* Action item *
Your answer should consist of each line from the data below that contains "icon".

* Data records for software interfaces *
-- Opening Marker --

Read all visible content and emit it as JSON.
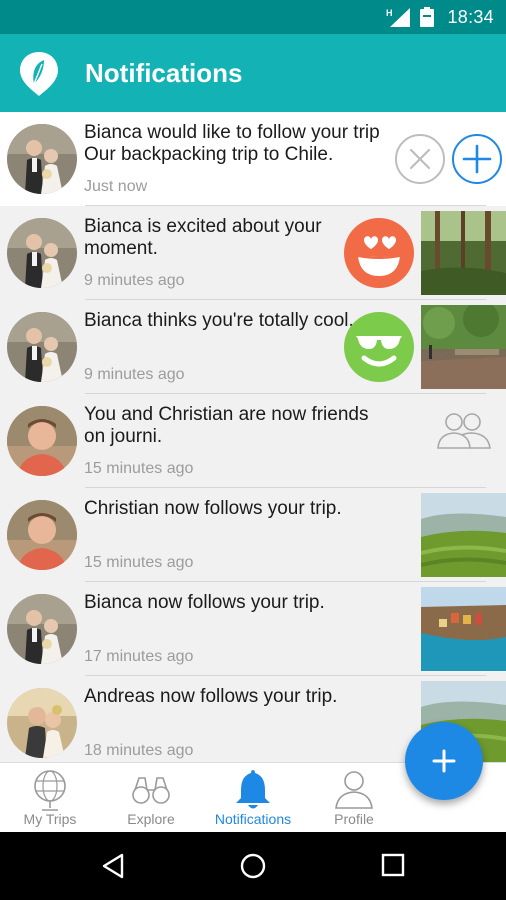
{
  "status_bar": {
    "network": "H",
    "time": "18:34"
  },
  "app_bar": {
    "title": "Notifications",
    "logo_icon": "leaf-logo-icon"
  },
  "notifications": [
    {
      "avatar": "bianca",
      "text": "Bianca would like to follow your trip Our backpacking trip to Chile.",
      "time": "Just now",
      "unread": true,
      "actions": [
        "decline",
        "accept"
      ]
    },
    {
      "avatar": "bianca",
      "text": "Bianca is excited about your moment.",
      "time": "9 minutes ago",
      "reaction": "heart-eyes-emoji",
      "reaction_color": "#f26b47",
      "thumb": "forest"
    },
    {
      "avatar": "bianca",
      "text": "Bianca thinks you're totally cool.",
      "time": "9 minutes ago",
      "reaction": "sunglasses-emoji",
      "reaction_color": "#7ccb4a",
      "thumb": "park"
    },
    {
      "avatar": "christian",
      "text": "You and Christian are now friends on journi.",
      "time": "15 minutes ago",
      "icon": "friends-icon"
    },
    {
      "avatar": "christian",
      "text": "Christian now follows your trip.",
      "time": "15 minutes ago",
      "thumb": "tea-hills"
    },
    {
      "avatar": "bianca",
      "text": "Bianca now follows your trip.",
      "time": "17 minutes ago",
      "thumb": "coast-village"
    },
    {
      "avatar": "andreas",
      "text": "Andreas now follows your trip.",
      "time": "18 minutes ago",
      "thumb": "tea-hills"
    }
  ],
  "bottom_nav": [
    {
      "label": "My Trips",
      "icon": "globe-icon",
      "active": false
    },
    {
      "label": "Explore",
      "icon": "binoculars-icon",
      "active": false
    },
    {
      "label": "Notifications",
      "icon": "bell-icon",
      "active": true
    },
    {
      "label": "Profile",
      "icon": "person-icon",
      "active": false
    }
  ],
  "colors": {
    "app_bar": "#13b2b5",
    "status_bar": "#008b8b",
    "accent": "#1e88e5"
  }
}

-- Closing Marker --

* Task output *
    "logo_icon": "leaf-logo-icon"
      "icon": "friends-icon"
      "icon": "globe-icon",
      "icon": "binoculars-icon",
      "icon": "bell-icon",
      "icon": "person-icon",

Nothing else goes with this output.